Continue reading “ReactJs: Using stores to improve your code – Doyin Olarewaju – Medium”

Extracting Logic from React Components

  • Right now to test formatting of amounts I have to create and mount a React component, but I should be able to just call that function and check the result.
  • Let’s create which will house the function that is currently in our component.
  • To test this, we can replace the body of ’s so that it just calls the new function from our module:

    Notice that I’ve still left the function defined on ; when pulling code apart like this you should do it in small steps; doing it like this decreases the chance of inadvertently breaking the code and also makes it easier to retrace your steps if something does go wrong.

  • Sure, the function is very straightforward for now, but as it grows we can now test it very easily without any need to fire up a React component to do so.
  • By looking through our components and finding standalone functions that we can pull out, we’ve greatly simplified our component whilst increasing our test coverage and clarity of our application greatly.

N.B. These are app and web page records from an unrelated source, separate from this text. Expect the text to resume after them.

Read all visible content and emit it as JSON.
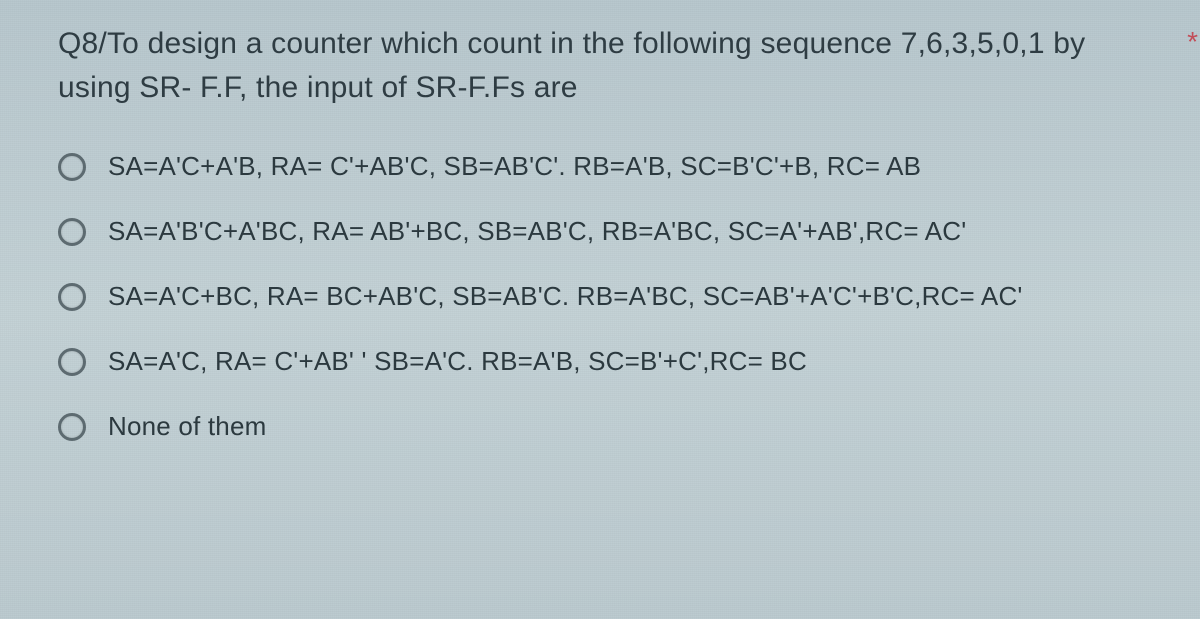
{
  "question": {
    "text": "Q8/To design a counter which count in the following sequence 7,6,3,5,0,1 by using SR- F.F, the input of SR-F.Fs are",
    "required_mark": "*"
  },
  "options": [
    {
      "label": "SA=A'C+A'B, RA= C'+AB'C, SB=AB'C'. RB=A'B, SC=B'C'+B, RC= AB"
    },
    {
      "label": "SA=A'B'C+A'BC, RA= AB'+BC, SB=AB'C, RB=A'BC, SC=A'+AB',RC= AC'"
    },
    {
      "label": "SA=A'C+BC, RA= BC+AB'C, SB=AB'C. RB=A'BC, SC=AB'+A'C'+B'C,RC= AC'"
    },
    {
      "label": "SA=A'C, RA= C'+AB' ' SB=A'C. RB=A'B, SC=B'+C',RC= BC"
    },
    {
      "label": "None of them"
    }
  ]
}
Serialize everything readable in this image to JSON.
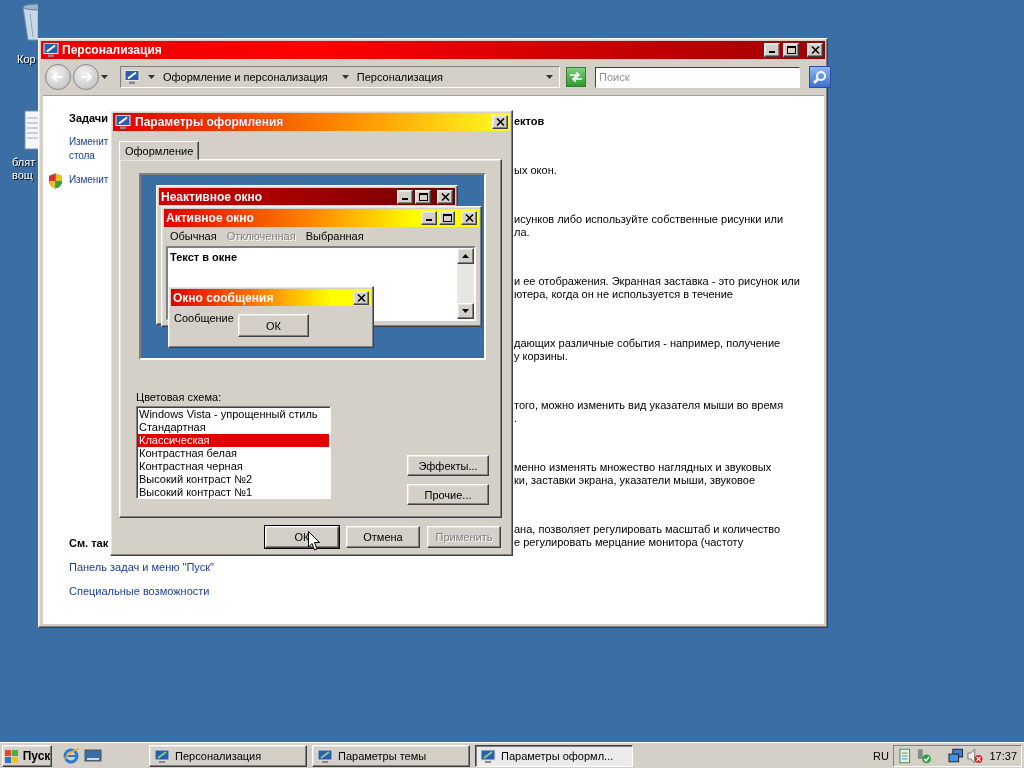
{
  "desktop_icons": [
    {
      "kind": "recycle-bin",
      "lines": [
        "Кор"
      ]
    },
    {
      "kind": "document",
      "lines": [
        "блят",
        "вощ"
      ]
    }
  ],
  "main_window": {
    "title": "Персонализация",
    "breadcrumb": [
      "Оформление и персонализация",
      "Персонализация"
    ],
    "search": {
      "placeholder": "Поиск"
    },
    "tasks_heading": "Задачи",
    "task_links": [
      {
        "kind": "plain",
        "lines": [
          "Изменит",
          "стола"
        ]
      },
      {
        "kind": "shield",
        "lines": [
          "Изменит"
        ]
      }
    ],
    "see_also_heading": "См. так",
    "see_also_links": [
      "Панель задач и меню \"Пуск\"",
      "Специальные возможности"
    ],
    "right_fragments": [
      {
        "kind": "heading",
        "lines": [
          "ектов"
        ]
      },
      {
        "kind": "text",
        "lines": [
          "ых окон."
        ]
      },
      {
        "kind": "text",
        "lines": [
          "исунков либо используйте собственные рисунки или",
          "ла."
        ]
      },
      {
        "kind": "text",
        "lines": [
          "и ее отображения. Экранная заставка - это рисунок или",
          "ютера, когда он не используется в течение"
        ]
      },
      {
        "kind": "text",
        "lines": [
          "дающих различные события - например, получение",
          "у корзины."
        ]
      },
      {
        "kind": "text",
        "lines": [
          "того, можно изменить вид указателя мыши во время",
          "."
        ]
      },
      {
        "kind": "text",
        "lines": [
          "менно изменять множество наглядных и звуковых",
          "ки, заставки экрана, указатели мыши, звуковое"
        ]
      },
      {
        "kind": "text",
        "lines": [
          "ана, позволяет регулировать масштаб и количество",
          "е регулировать мерцание монитора (частоту"
        ]
      }
    ]
  },
  "dialog": {
    "title": "Параметры оформления",
    "tabs": [
      {
        "label": "Оформление",
        "selected": true
      }
    ],
    "preview": {
      "inactive_title": "Неактивное окно",
      "active_title": "Активное окно",
      "menu": [
        {
          "label": "Обычная",
          "disabled": false
        },
        {
          "label": "Отключенная",
          "disabled": true
        },
        {
          "label": "Выбранная",
          "disabled": false
        }
      ],
      "window_text": "Текст в окне",
      "message_title": "Окно сообщения",
      "message_text": "Сообщение",
      "message_button": "ОК"
    },
    "scheme_label": "Цветовая схема:",
    "color_schemes": [
      {
        "label": "Windows Vista - упрощенный стиль",
        "selected": false
      },
      {
        "label": "Стандартная",
        "selected": false
      },
      {
        "label": "Классическая",
        "selected": true
      },
      {
        "label": "Контрастная белая",
        "selected": false
      },
      {
        "label": "Контрастная черная",
        "selected": false
      },
      {
        "label": "Высокий контраст №2",
        "selected": false
      },
      {
        "label": "Высокий контраст №1",
        "selected": false
      }
    ],
    "side_buttons": [
      "Эффекты...",
      "Прочие..."
    ],
    "buttons": [
      {
        "label": "ОК",
        "default": true,
        "disabled": false
      },
      {
        "label": "Отмена",
        "default": false,
        "disabled": false
      },
      {
        "label": "Применить",
        "default": false,
        "disabled": true
      }
    ]
  },
  "taskbar": {
    "start_label": "Пуск",
    "tasks": [
      {
        "label": "Персонализация",
        "selected": false
      },
      {
        "label": "Параметры темы",
        "selected": false
      },
      {
        "label": "Параметры оформл...",
        "selected": true
      }
    ],
    "language": "RU",
    "clock": "17:37"
  }
}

In the previous screencast we took a React component that was doing too much and refactored it, splitting it into two components that are easier to maintain, use and test. Although I’d recommend watching that video first, you don’t need to have watched it to read this blog post. You can find all the code on GitHub if you’d like to run it locally.
Continue reading “Extracting Logic from React Components”